Our 20 Must See Films of 2018
Here is the first working list of the 20 most important films (excluding documentaries) of 2018, selected for their innovation, quality, & depth. Not all are considered to be “best films” per se, but instead carry the day with their cultural impact & utility for understanding the human material.
Some selections are subjectively driven, although I never ignore my objective grid to better hone the quality of my palate.
Some pack the indelible swords of emotion that leaves leaves unfurled and the test of maturity to be discovered by posterity.
Some are simply technical masterpieces of pace & direction: unbending in its resolve to piece together the prerequisite elements for artistry.
Discussion & disagreement welcome.
And so, without further ado . . .
The Other Side of the Wind
We The Animals
*list subject to change
HONORABLE MENTIONS: Vazante, You Were Never Really Here, Wildlife, The House That Jack Built, Nancy, At Eternity’s Gate, Galveston, & Happy as Lazzaro.
“I am not what happened to me, I am what I choose to become.”
Visually compelling art-piece cinema that blends the internal incidentals of psychology with the reality of the existing condition. Here, in Madeline’s Madeline, we find a moving glimpse into the capacity of overcoming the condition of bipolar-ness with friendship and theatre. Well written and creative, Josephine Decker brings together a cast of capable writers and editors that create a picture with plenty to appreciate. As Michael Phillips (Chicago Tribune) writes: “It’s a movie about a theater project in search of itself, overseen by a warm, nurturing manipulator played by the excellent Molly Parker.” A film about the loss of self-control and the finding therein just in the process when another tries to become a secondary forced of manipulation. To quote Carl Jung: “Knowing your own darkness is the best method for dealing with the darknesses of other people.”

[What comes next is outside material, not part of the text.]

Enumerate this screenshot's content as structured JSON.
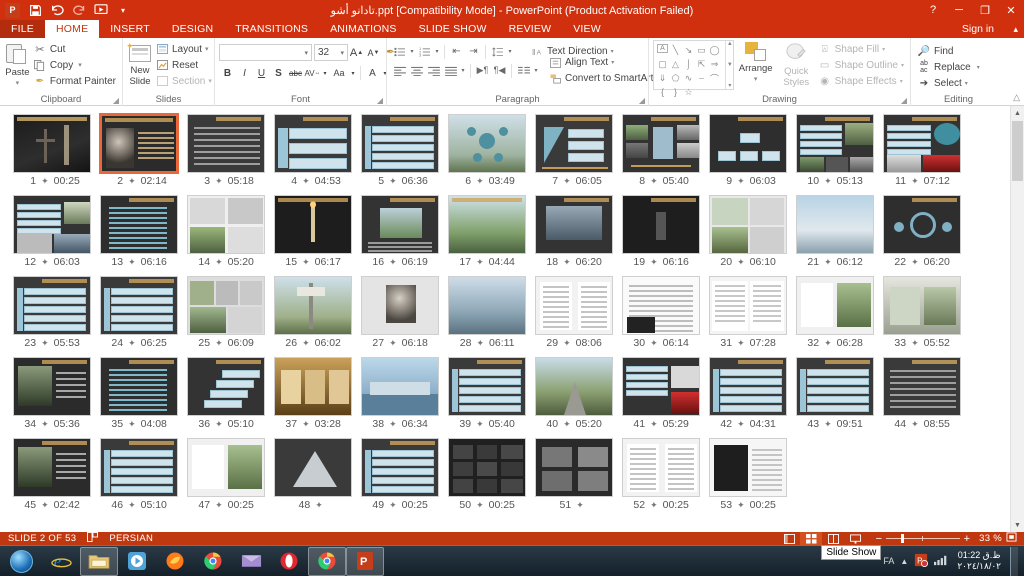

The masks as metaphors between the real and the “in-sane” — between the “sense and nonsense” — in all their grotesque gesturing, were apt reminders about the state of our own sickness deprived of stable medication. What Ben Sachs (Chicago Tribune) says is therefore hopelessly wrong: Decker says plenty about the “mental illness and the art-making process,” if you pay attention.

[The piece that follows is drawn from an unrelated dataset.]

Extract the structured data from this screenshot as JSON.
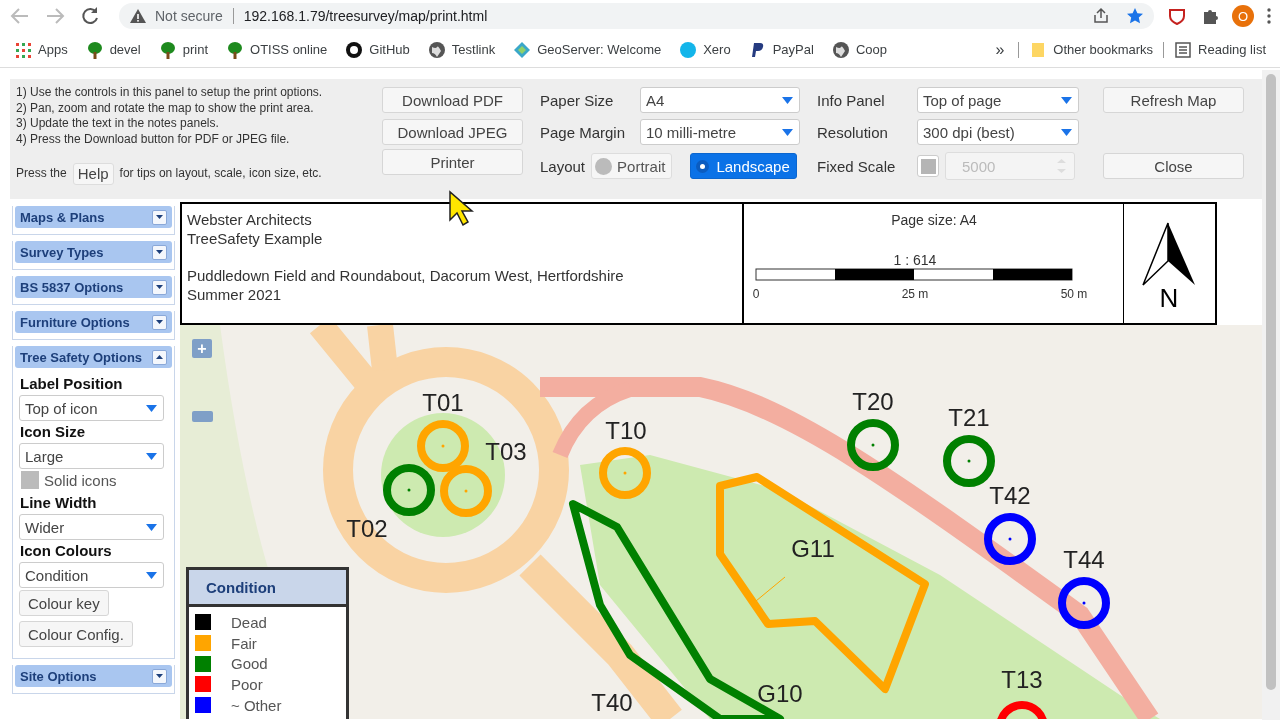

Helena Howard was brilliant (a “prodigy” as some have called her) and even more so considering her age and zero prior film credits. Like Eliza Scanlen (Sharp Objects) and Florence Pugh (Lady MacBeth), Howard is a future force to be recognized and fed projects in order to develop and in turn feed into our own collective imagination. A.O. Scott says it best: “[i]f ‘Madeline’s Madeline’ is sometimes unconvincing and frequently unnerving, it is never uninteresting.”